Excerpts from an interface dataset
--- START ---
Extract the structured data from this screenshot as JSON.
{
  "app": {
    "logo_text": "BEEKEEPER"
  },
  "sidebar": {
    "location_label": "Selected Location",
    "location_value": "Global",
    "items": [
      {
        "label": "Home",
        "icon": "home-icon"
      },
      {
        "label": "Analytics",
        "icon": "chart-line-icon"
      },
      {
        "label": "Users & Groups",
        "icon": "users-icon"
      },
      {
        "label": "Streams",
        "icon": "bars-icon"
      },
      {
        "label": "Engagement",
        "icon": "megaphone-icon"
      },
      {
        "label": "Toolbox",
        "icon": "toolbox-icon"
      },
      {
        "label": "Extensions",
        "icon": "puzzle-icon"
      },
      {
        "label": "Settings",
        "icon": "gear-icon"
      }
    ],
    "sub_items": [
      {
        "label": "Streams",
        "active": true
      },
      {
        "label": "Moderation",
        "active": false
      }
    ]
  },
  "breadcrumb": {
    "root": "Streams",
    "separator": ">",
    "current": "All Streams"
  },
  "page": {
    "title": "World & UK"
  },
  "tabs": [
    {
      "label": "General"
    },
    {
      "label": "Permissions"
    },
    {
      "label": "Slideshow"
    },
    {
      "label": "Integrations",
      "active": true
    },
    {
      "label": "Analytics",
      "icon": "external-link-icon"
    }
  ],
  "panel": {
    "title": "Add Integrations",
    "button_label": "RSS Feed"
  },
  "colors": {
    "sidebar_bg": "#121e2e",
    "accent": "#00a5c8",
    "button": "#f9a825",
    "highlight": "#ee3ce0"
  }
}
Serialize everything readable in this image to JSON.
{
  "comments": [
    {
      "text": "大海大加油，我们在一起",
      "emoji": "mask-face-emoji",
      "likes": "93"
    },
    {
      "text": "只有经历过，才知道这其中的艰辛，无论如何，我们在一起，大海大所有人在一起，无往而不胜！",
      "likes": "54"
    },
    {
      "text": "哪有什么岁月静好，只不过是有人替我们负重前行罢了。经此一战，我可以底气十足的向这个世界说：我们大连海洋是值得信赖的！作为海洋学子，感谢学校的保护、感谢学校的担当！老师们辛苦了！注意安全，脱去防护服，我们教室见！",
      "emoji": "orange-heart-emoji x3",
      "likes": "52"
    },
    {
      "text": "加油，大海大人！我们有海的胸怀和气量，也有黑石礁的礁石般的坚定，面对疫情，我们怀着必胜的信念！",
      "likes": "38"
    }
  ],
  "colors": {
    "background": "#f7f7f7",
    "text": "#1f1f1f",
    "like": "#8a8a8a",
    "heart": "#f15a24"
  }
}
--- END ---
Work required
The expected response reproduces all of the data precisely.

Output for this exercise
Extract the structured data from this screenshot as JSON.
{
  "app": {
    "logo_text": "BEEKEEPER"
  },
  "sidebar": {
    "location_label": "Selected Location",
    "location_value": "Global",
    "items": [
      {
        "label": "Home",
        "icon": "home-icon"
      },
      {
        "label": "Analytics",
        "icon": "chart-line-icon"
      },
      {
        "label": "Users & Groups",
        "icon": "users-icon"
      },
      {
        "label": "Streams",
        "icon": "bars-icon"
      },
      {
        "label": "Engagement",
        "icon": "megaphone-icon"
      },
      {
        "label": "Toolbox",
        "icon": "toolbox-icon"
      },
      {
        "label": "Extensions",
        "icon": "puzzle-icon"
      },
      {
        "label": "Settings",
        "icon": "gear-icon"
      }
    ],
    "sub_items": [
      {
        "label": "Streams",
        "active": true
      },
      {
        "label": "Moderation",
        "active": false
      }
    ]
  },
  "breadcrumb": {
    "root": "Streams",
    "separator": ">",
    "current": "All Streams"
  },
  "page": {
    "title": "World & UK"
  },
  "tabs": [
    {
      "label": "General"
    },
    {
      "label": "Permissions"
    },
    {
      "label": "Slideshow"
    },
    {
      "label": "Integrations",
      "active": true
    },
    {
      "label": "Analytics",
      "icon": "external-link-icon"
    }
  ],
  "panel": {
    "title": "Add Integrations",
    "button_label": "RSS Feed"
  },
  "colors": {
    "sidebar_bg": "#121e2e",
    "accent": "#00a5c8",
    "button": "#f9a825",
    "highlight": "#ee3ce0"
  }
}
Serialize everything readable in this image to JSON.
{
  "comments": [
    {
      "text": "大海大加油，我们在一起",
      "emoji": "mask-face-emoji",
      "likes": "93"
    },
    {
      "text": "只有经历过，才知道这其中的艰辛，无论如何，我们在一起，大海大所有人在一起，无往而不胜！",
      "likes": "54"
    },
    {
      "text": "哪有什么岁月静好，只不过是有人替我们负重前行罢了。经此一战，我可以底气十足的向这个世界说：我们大连海洋是值得信赖的！作为海洋学子，感谢学校的保护、感谢学校的担当！老师们辛苦了！注意安全，脱去防护服，我们教室见！",
      "emoji": "orange-heart-emoji x3",
      "likes": "52"
    },
    {
      "text": "加油，大海大人！我们有海的胸怀和气量，也有黑石礁的礁石般的坚定，面对疫情，我们怀着必胜的信念！",
      "likes": "38"
    }
  ],
  "colors": {
    "background": "#f7f7f7",
    "text": "#1f1f1f",
    "like": "#8a8a8a",
    "heart": "#f15a24"
  }
}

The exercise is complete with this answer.